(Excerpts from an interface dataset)
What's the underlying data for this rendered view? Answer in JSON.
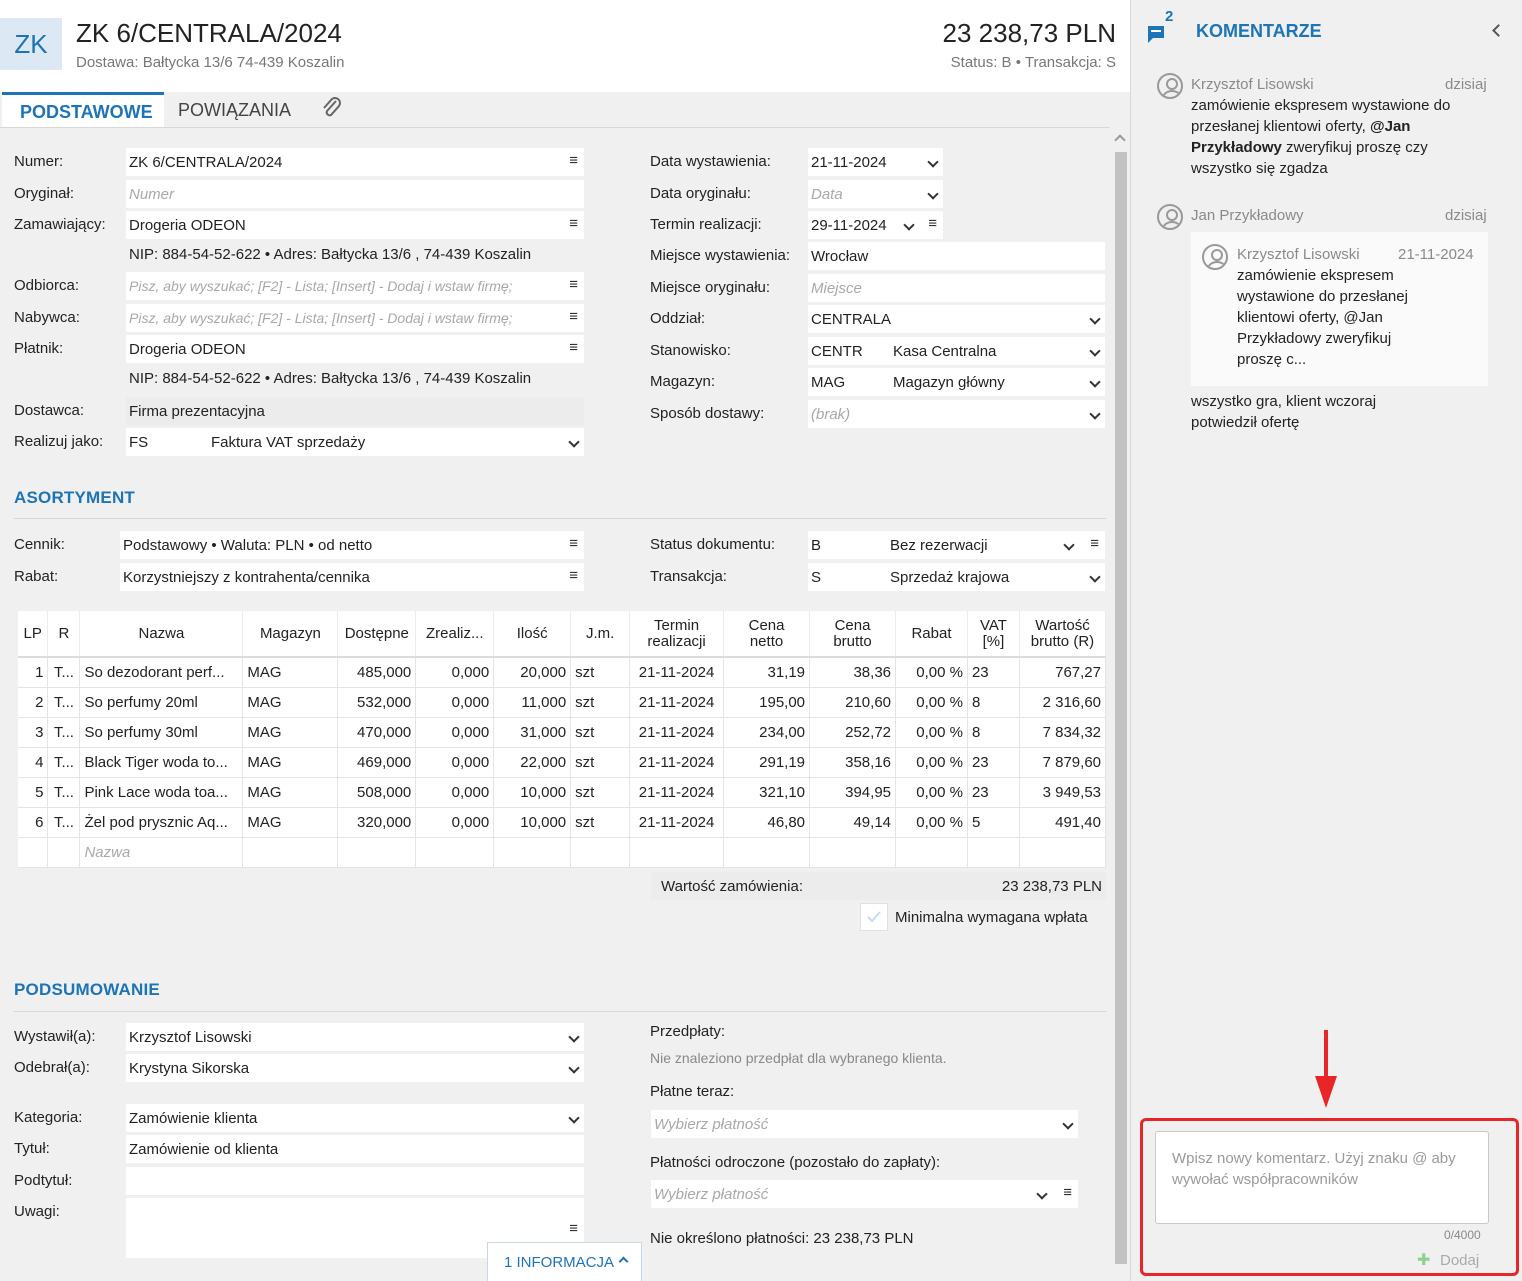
{
  "header": {
    "badge": "ZK",
    "title": "ZK 6/CENTRALA/2024",
    "subtitle": "Dostawa: Bałtycka  13/6  74-439 Koszalin",
    "amount": "23 238,73 PLN",
    "status": "Status:  B  •  Transakcja:  S"
  },
  "tabs": [
    {
      "label": "PODSTAWOWE",
      "active": true
    },
    {
      "label": "POWIĄZANIA",
      "active": false
    }
  ],
  "left_fields": {
    "numer_label": "Numer:",
    "numer_value": "ZK 6/CENTRALA/2024",
    "oryginal_label": "Oryginał:",
    "oryginal_ph": "Numer",
    "zamawiajacy_label": "Zamawiający:",
    "zamawiajacy_value": "Drogeria ODEON",
    "zamawiajacy_info": "NIP:  884-54-52-622  •  Adres:  Bałtycka  13/6 ,  74-439 Koszalin",
    "odbiorca_label": "Odbiorca:",
    "odbiorca_ph": "Pisz, aby wyszukać; [F2] - Lista; [Insert] - Dodaj i wstaw firmę;",
    "nabywca_label": "Nabywca:",
    "nabywca_ph": "Pisz, aby wyszukać; [F2] - Lista; [Insert] - Dodaj i wstaw firmę;",
    "platnik_label": "Płatnik:",
    "platnik_value": "Drogeria ODEON",
    "platnik_info": "NIP:  884-54-52-622  •  Adres:  Bałtycka  13/6 ,  74-439 Koszalin",
    "dostawca_label": "Dostawca:",
    "dostawca_value": "Firma prezentacyjna",
    "realizuj_label": "Realizuj jako:",
    "realizuj_code": "FS",
    "realizuj_value": "Faktura VAT sprzedaży"
  },
  "right_fields": {
    "data_wyst_label": "Data wystawienia:",
    "data_wyst_value": "21-11-2024",
    "data_oryg_label": "Data oryginału:",
    "data_oryg_ph": "Data",
    "termin_label": "Termin realizacji:",
    "termin_value": "29-11-2024",
    "miejsce_wyst_label": "Miejsce wystawienia:",
    "miejsce_wyst_value": "Wrocław",
    "miejsce_oryg_label": "Miejsce oryginału:",
    "miejsce_oryg_ph": "Miejsce",
    "oddzial_label": "Oddział:",
    "oddzial_value": "CENTRALA",
    "stanowisko_label": "Stanowisko:",
    "stanowisko_code": "CENTR",
    "stanowisko_value": "Kasa Centralna",
    "magazyn_label": "Magazyn:",
    "magazyn_code": "MAG",
    "magazyn_value": "Magazyn główny",
    "sposob_label": "Sposób dostawy:",
    "sposob_ph": "(brak)"
  },
  "asortyment": {
    "title": "ASORTYMENT",
    "cennik_label": "Cennik:",
    "cennik_value": "Podstawowy • Waluta: PLN • od netto",
    "rabat_label": "Rabat:",
    "rabat_value": "Korzystniejszy z kontrahenta/cennika",
    "status_label": "Status dokumentu:",
    "status_code": "B",
    "status_value": "Bez rezerwacji",
    "transakcja_label": "Transakcja:",
    "transakcja_code": "S",
    "transakcja_value": "Sprzedaż krajowa"
  },
  "table": {
    "headers": [
      "LP",
      "R",
      "Nazwa",
      "Magazyn",
      "Dostępne",
      "Zrealiz...",
      "Ilość",
      "J.m.",
      "Termin realizacji",
      "Cena netto",
      "Cena brutto",
      "Rabat",
      "VAT [%]",
      "Wartość brutto (R)"
    ],
    "rows": [
      [
        "1",
        "T...",
        "So dezodorant perf...",
        "MAG",
        "485,000",
        "0,000",
        "20,000",
        "szt",
        "21-11-2024",
        "31,19",
        "38,36",
        "0,00 %",
        "23",
        "767,27"
      ],
      [
        "2",
        "T...",
        "So perfumy 20ml",
        "MAG",
        "532,000",
        "0,000",
        "11,000",
        "szt",
        "21-11-2024",
        "195,00",
        "210,60",
        "0,00 %",
        "8",
        "2 316,60"
      ],
      [
        "3",
        "T...",
        "So perfumy 30ml",
        "MAG",
        "470,000",
        "0,000",
        "31,000",
        "szt",
        "21-11-2024",
        "234,00",
        "252,72",
        "0,00 %",
        "8",
        "7 834,32"
      ],
      [
        "4",
        "T...",
        "Black Tiger woda to...",
        "MAG",
        "469,000",
        "0,000",
        "22,000",
        "szt",
        "21-11-2024",
        "291,19",
        "358,16",
        "0,00 %",
        "23",
        "7 879,60"
      ],
      [
        "5",
        "T...",
        "Pink Lace woda toa...",
        "MAG",
        "508,000",
        "0,000",
        "10,000",
        "szt",
        "21-11-2024",
        "321,10",
        "394,95",
        "0,00 %",
        "23",
        "3 949,53"
      ],
      [
        "6",
        "T...",
        "Żel pod prysznic Aq...",
        "MAG",
        "320,000",
        "0,000",
        "10,000",
        "szt",
        "21-11-2024",
        "46,80",
        "49,14",
        "0,00 %",
        "5",
        "491,40"
      ]
    ],
    "new_row_ph": "Nazwa",
    "total_label": "Wartość zamówienia:",
    "total_value": "23 238,73 PLN",
    "min_payment_label": "Minimalna wymagana wpłata"
  },
  "podsumowanie": {
    "title": "PODSUMOWANIE",
    "wystawil_label": "Wystawił(a):",
    "wystawil_value": "Krzysztof Lisowski",
    "odebral_label": "Odebrał(a):",
    "odebral_value": "Krystyna Sikorska",
    "kategoria_label": "Kategoria:",
    "kategoria_value": "Zamówienie klienta",
    "tytul_label": "Tytuł:",
    "tytul_value": "Zamówienie od klienta",
    "podtytul_label": "Podtytuł:",
    "uwagi_label": "Uwagi:",
    "przedplaty_label": "Przedpłaty:",
    "przedplaty_info": "Nie znaleziono przedpłat dla wybranego klienta.",
    "platne_label": "Płatne teraz:",
    "platne_ph": "Wybierz płatność",
    "odroczone_label": "Płatności odroczone (pozostało do zapłaty):",
    "odroczone_ph": "Wybierz płatność",
    "nieokreslono": "Nie określono płatności: 23 238,73 PLN",
    "info_button": "1 INFORMACJA"
  },
  "comments": {
    "title": "KOMENTARZE",
    "count": "2",
    "items": [
      {
        "author": "Krzysztof Lisowski",
        "date": "dzisiaj"
      },
      {
        "author": "Jan Przykładowy",
        "date": "dzisiaj"
      }
    ],
    "c1_text_a": "zamówienie ekspresem wystawione do przesłanej klientowi oferty, ",
    "c1_mention": "@Jan Przykładowy",
    "c1_text_b": " zweryfikuj proszę czy wszystko się zgadza",
    "quote_author": "Krzysztof Lisowski",
    "quote_date": "21-11-2024",
    "quote_text": "zamówienie ekspresem wystawione do przesłanej klientowi oferty, @Jan Przykładowy zweryfikuj proszę c...",
    "c2_text": "wszystko gra, klient wczoraj potwiedził ofertę",
    "input_ph": "Wpisz nowy komentarz. Użyj znaku @ aby wywołać współpracowników",
    "counter": "0/4000",
    "add_button": "Dodaj"
  },
  "colors": {
    "accent": "#1d74b7",
    "highlight": "#e8262a"
  }
}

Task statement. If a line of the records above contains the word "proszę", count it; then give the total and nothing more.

Completed exercise. 2